The Device Era is Over

The Device Era is Over

No, I’m not putting my neck on the line and declaring that nobody on the face of Planet Earth will buy another computing device ever after midnight tonight, as might be inferred by my rather inflammatory title.

What I refer to as the “Device Era” is not that of devices’ continuing existence, but rather our society’s infatuation with a slowly incrementing list of features and minor design tweaks that compelled us to constantly spend large sums to remain hip amongst our friends. Perhaps, more elegantly, this was the era where several new form factors were designed and broke through the public’s conscious, seemingly addressing uses cases that we had never even considered before.

Take PCs, the “base” smart device. Popularized with the Mac back in 1984, these powerful implements have been exponentially improving in performance for more than three decades. Along the way, a branch broke off to create the notebook segment, but by and large, these were used for the same, general purpose tasks, eventually forming the backbones of businesses, schools, and home offices everywhere.

Then something happened. PCs were too good. Around the turn of this decade, with hardware finally at the point where the average Joe wouldn’t be able to notice another hundred MHz of performance, sales finally plateaued. Upgrade cycles got stretched, and desktop OSes like Windows 7 and Mac OS X had everybody content. PCs were no longer a growth category.

You would be correct in saying that a lot of that buying power and interest was then funneled into the tablet craze started by the iPad in 2010. Tablets quickly became a hundred million unit category. Then, two hundred million.

The plateau arrived even faster, with 2014 marking both the 4th year of the tablet era and the first year over year sales drop for the category.
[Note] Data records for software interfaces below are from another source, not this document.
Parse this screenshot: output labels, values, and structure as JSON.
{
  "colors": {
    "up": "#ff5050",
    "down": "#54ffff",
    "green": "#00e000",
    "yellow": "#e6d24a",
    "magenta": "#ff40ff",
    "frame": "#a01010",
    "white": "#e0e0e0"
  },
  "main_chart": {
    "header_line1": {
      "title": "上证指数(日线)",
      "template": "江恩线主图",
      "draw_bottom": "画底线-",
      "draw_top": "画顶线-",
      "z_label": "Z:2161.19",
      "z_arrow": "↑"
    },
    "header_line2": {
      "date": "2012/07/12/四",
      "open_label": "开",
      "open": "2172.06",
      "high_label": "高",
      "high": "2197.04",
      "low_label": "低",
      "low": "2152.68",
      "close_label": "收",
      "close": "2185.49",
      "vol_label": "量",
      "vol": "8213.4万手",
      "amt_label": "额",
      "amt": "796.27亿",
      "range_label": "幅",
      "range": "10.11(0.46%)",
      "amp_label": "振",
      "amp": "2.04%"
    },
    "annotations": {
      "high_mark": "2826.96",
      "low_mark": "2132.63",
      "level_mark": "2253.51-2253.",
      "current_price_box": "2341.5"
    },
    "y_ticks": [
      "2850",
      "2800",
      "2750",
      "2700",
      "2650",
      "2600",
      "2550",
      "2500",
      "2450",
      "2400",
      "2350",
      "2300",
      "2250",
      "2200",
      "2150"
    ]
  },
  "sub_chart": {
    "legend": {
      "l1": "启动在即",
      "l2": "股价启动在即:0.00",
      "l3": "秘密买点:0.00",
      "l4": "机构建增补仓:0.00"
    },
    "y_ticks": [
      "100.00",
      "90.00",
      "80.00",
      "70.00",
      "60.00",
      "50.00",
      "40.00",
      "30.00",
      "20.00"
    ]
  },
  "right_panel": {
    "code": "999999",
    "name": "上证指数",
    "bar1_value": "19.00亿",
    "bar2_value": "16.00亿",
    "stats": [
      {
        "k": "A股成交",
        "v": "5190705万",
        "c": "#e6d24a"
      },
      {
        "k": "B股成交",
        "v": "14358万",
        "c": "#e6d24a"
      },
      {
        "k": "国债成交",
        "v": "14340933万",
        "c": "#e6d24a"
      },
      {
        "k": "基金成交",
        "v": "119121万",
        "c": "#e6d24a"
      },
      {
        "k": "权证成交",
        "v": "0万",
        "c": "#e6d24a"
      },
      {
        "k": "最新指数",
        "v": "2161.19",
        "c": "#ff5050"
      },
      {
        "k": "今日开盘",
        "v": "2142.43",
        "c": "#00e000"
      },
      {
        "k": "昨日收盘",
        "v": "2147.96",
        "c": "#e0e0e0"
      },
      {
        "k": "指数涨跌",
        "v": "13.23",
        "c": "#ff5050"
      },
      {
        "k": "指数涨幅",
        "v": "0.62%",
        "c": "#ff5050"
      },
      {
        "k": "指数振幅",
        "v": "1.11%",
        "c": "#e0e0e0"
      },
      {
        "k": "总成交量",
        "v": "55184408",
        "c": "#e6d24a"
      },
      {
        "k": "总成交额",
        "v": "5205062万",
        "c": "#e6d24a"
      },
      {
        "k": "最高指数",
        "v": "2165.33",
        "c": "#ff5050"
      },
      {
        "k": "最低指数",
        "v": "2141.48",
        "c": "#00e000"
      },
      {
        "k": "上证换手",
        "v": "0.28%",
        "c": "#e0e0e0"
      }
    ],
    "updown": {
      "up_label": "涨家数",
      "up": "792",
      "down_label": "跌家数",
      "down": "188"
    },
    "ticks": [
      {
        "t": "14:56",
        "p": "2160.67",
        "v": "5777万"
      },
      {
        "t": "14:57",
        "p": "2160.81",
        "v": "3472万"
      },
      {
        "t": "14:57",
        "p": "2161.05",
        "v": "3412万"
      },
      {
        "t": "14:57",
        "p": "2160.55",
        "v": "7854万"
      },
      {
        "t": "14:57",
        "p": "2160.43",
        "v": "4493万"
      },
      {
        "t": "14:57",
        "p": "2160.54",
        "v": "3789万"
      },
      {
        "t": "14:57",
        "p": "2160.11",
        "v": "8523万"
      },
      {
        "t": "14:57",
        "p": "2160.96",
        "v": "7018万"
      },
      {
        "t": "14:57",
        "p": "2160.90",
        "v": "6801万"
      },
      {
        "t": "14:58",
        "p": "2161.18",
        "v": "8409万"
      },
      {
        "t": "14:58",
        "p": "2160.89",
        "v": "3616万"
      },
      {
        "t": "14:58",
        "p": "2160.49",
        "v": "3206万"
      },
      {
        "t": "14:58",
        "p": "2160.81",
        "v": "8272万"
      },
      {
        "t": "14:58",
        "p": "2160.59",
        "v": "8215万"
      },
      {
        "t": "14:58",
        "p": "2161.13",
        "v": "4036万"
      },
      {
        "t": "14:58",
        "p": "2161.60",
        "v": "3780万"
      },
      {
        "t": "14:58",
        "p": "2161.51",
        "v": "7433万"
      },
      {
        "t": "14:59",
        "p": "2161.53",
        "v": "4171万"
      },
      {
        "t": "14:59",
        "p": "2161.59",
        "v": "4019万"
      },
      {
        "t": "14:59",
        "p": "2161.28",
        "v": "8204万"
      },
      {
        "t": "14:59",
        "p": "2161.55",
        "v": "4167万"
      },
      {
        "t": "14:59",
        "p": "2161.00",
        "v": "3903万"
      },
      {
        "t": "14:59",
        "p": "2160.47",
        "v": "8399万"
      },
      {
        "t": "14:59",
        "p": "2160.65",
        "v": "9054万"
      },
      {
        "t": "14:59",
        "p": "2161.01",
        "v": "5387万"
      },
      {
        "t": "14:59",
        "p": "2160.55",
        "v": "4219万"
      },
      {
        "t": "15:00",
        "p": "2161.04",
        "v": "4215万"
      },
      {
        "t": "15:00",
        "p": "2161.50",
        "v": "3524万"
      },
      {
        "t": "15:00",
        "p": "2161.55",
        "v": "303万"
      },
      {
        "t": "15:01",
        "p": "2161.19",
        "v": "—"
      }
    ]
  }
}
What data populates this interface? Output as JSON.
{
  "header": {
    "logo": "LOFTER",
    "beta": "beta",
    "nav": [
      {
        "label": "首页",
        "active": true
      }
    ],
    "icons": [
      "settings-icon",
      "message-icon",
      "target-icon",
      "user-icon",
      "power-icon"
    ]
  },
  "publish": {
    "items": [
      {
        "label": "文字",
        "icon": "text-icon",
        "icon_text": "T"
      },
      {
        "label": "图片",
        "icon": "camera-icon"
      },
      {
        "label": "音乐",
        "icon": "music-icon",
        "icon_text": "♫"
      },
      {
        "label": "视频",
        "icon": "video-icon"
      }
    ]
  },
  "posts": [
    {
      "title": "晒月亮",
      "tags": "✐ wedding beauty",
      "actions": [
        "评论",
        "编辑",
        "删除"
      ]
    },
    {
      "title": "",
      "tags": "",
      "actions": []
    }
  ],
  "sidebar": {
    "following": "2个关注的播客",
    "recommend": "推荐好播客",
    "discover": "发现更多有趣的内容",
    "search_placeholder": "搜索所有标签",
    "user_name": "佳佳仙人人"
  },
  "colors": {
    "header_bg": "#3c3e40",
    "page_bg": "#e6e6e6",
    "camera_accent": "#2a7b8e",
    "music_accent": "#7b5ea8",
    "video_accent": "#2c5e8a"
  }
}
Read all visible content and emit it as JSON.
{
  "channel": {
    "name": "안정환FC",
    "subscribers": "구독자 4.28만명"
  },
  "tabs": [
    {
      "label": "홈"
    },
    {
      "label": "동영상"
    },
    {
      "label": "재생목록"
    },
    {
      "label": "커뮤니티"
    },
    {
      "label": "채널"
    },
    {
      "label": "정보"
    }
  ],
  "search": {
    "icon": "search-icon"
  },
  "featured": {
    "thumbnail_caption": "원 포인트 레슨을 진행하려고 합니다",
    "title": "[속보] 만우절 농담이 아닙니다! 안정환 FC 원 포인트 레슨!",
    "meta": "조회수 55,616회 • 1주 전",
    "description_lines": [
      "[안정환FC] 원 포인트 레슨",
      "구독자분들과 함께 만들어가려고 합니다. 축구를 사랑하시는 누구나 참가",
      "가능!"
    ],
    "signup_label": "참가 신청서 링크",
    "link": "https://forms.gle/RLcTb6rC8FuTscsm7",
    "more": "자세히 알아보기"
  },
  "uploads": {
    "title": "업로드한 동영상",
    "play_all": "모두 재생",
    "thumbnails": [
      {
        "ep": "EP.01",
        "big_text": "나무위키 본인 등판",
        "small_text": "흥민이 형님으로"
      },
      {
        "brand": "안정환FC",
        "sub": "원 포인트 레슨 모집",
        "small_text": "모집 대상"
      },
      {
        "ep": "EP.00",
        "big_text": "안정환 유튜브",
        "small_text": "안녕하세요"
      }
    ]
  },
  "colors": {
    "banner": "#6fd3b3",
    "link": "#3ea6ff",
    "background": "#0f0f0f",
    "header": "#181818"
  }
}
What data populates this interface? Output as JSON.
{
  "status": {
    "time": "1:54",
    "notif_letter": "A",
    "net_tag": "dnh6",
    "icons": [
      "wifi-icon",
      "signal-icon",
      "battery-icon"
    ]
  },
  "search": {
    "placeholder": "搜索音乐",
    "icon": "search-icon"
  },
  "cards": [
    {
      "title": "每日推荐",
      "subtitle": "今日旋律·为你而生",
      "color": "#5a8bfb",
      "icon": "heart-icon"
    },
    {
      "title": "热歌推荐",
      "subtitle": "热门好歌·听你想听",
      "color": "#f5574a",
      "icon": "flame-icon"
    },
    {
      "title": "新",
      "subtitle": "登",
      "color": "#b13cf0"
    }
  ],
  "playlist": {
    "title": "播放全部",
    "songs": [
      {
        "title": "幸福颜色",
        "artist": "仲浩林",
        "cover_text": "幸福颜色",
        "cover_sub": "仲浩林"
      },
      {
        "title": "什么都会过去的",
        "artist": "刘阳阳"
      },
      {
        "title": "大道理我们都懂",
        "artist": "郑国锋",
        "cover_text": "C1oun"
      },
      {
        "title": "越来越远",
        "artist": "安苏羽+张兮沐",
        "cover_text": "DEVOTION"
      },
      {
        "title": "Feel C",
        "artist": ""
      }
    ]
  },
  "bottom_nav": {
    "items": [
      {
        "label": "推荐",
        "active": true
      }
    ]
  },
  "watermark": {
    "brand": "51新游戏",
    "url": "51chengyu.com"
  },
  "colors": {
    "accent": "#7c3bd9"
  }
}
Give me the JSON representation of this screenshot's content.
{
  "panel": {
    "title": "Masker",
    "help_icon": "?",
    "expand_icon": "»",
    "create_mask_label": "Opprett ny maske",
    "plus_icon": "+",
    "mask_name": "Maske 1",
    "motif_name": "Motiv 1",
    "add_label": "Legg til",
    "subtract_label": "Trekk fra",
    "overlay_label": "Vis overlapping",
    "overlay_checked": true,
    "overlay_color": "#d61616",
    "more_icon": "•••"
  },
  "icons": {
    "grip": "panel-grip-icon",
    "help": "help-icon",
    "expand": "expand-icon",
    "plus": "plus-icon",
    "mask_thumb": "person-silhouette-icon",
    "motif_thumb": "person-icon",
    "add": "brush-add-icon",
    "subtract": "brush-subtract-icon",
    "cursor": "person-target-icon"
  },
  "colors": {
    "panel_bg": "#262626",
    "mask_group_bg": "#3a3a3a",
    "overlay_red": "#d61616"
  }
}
A drop that has continued to accelerate alongside that of the neighboring PC industry.

So, smartphones. Since 2007, humans have bought 5 billion of the devices, steadily approaching our total current population. Apple, Samsung and a few other manufacturers smartly rode this wave, squeezing more and more computing power into impossibly thinner and thinner devices. But, this year, the same thing happened. Smartphones got good enough. The industry’s growth has slowed to a stutter.

For each of these form factor paradigms, we have reached a peak. Each form factor is close to perfect with what it can achieve. The hardware industry is attempting to address this by mashing different features and different devices together, but success stories like the Surface are few and far between.

This has hurt innovative manufacturers and device designers such as Apple and Samsung. For the past half decade, Apple was the most coveted company on Wall Street. No longer, with a search and software giant focused more on what’s running on and behind our devices taking the crown. These days, software companies and developers dominate the innovation conversation, looking to make their code sing on the stage set by the latest devices.

So, welcome to a new “App Era.” Or “Software Era.” You get my point.

The “Device Era” couldn’t continue because we just aren’t sure what’s next. Wearables? Smartwatches? AR? VR? Who knows? Each of these concepts still feels early or half-baked. The general public just isn’t interested yet.

Don’t fret. Like all things, these eras come and go in phases. Just as we only saw software innovation for the first few years of the PC era (before Moore’s law really started to kick off), so too will we see such innovation dominate our existing tablets and smartphones. Some day, another category will take off and a handful of manufacturers will dominate the public’s imagination with the promise of new features and exponentially better experiences.

Will it be smartwatches or VR goggles or something else entirely? Nobody knows. And that’s what’s most exciting.